Israeli Prime Minister Benjamin Netanyahu asked a visiting congressional delegation today to try to stop the Palestinian Authority from joining the International Criminal Court and then filing war crimes charges against Israel.

“He told us that the possibility of an ICC inquiry would shackle Israel’s hands and prevent it from defending itself against terrorists who are embedded in civilian areas,” said Rep. Steve Israel (D-Huntington).

“He said an ICC proceeding would deny Israel its legitimate right to self defense and undermine its responsibility to its own [people],” said Israel, who is leading a nine-member bipartisan delegation on a one-week tour of Israel.

Palestinian Foreign Minister Riyad al-Maliki met with ICC prosecutors at The Hague yesterday and said there was “clear evidence” that Israel had committed war crimes in its 28-day war with Hamas in the Gaza Strip. He told reporters that he had come to give the ICC jurisdiction to investigate alleged crimes by both sides in the conflict — which Hamas claims killed more than 1,800 Palestinians, most of them civilians.

Maliki said also that he had discussed with ICC prosecutors the possibility of joining the court, a requirement before the ICC can begin an investigation. Just last week, the United Nations launched its own probe of the war, looking for possible human rights violations and other crimes.

U.N. Secretary General Ban Ki-Moon told a special General Assembly session on Gaza today that Israeli strikes on U.N. facilities in Gaza during the war are “outrageous, unacceptable and unjustifiable.”

“Yes, there were reports that Hamas rockets were fired near U.N. premises, yet let me be clear: Mere suspicion of militant activity does not justify jeopardizing the lives and safety of many thousands of innocent civilians,” he said. “International humanitarian law clearly requires protection by all parties of civilians and civilian facilities, including U.N. staff and U.N. premises… Those who violate this sacred trust must be subject to accountability and justice.”

After his one-hour meeting with the congressional delegation, Netanyahu held a press conference at which he addressed the secretary general’s charges without naming him. He insisted that it is Hamas that “must be held accountable for the loss of life and be ostracized from the family of nations for its callous use of civilians” to act as human shields.

“The tragedy of Gaza is that it is ruled by Hamas and they want civilian casualties and use them as PR fodder,” he continued. “It’s not that they don’t want them – they want them. They fire rockets from schools, hospitals, mosques and urban neighborhoods – and right next to hotels where journalists are staying.”

Moments earlier, Netanyahu played a video taken by a television news crew of a Hamas rocket being fired from just outside their hotel window. The video was not released until the news crew left the Gaza Strip.

“I expect now that the press are leaving Gaza and no longer subject to their [Hamas] restrictions that we will see more documentation of Hamas hiding behind civilian targets,” he said.

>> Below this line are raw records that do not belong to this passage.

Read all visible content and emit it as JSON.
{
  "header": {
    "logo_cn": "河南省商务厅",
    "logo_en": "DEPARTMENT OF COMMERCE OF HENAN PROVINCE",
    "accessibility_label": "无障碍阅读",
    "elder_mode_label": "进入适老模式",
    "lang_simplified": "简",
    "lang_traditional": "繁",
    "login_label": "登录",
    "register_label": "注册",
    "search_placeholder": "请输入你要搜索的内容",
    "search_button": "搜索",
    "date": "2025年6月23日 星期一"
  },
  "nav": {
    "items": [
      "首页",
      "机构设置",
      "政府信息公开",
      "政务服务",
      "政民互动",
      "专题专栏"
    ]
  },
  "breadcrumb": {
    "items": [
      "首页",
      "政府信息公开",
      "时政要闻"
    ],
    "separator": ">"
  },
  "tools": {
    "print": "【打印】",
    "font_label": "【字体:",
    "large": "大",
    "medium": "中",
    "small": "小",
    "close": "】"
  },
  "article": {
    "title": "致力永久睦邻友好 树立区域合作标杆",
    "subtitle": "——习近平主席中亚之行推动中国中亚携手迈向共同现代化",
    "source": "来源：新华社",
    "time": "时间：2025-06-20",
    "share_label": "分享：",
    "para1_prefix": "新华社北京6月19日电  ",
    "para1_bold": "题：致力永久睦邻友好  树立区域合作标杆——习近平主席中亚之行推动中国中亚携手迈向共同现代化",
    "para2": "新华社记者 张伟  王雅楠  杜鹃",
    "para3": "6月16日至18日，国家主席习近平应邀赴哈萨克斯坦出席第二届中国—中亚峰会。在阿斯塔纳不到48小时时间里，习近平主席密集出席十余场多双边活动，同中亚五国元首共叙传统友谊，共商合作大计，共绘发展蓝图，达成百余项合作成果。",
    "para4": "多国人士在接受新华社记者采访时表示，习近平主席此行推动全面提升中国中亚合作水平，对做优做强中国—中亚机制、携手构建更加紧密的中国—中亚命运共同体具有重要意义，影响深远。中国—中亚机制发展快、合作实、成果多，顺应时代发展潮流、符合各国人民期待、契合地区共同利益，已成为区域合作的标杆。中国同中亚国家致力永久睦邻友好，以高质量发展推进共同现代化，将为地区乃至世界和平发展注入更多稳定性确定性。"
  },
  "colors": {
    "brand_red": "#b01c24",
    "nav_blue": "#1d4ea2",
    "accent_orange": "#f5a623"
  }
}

Netanyahu insisted that when Israel saw rockets being fired, it had an obligation to fire back in an effort to destroy the rocket launchers and the terrorists.

“There are those who would allow Hamas to act with impunity,” he said. “It is a moral mistake, an operational mistake because it validates and legitimizes Hamas’s use of human shields and it has a devastating affect on a society fighting terrorism. If this were to happen, more and more civilians would die around the world.”

During their meeting with Netanyahu, Israel promised to do everything possible to keep the PA from joining the ICC. He noted, for instance, that Congress provides money to the PA for the training of its security personnel.

“There are a lot of tools we can use,” he said. “The prime minister just raised this and we will start to investigate.”

Israel noted that he was the originator of a Congressional letter that was sent to the U.N. Human Rights Commission saying that it should focus on Hamas war crimes instead of investigating Israel’s actions.

Regarding the future of Gaza, Israel said he told Netanyahu that he could not support the reconstruction of Gaza if it meant a re-armament of Hamas. He said the prime minister agreed.

“So the challenge is how to get certain materials into Gaza and have controls on it so it does not go to terrorists,” Israel said. “And it is critical that at the end of the day, an alternative to Hamas receive credit for any kind of relief going in.”

Asked if he trusted the Palestinian Authority to oversee that job, Israel said: “That is a judgment for Israel to make based on their own sense of security.”

At his press conference, Netanyahu said the Jewish state has “cooperated with PA on matters” in the past and that “we are cooperating with them and see a role for them. The cease-fire was coordinated with them.”

The Egyptian government has insisted that if the Rafa crossing connecting Egypt with the Gaza Strip is to be reopened, the PA must be put in charge to oversee everything that enters the strip.

stewart@jewishweek.org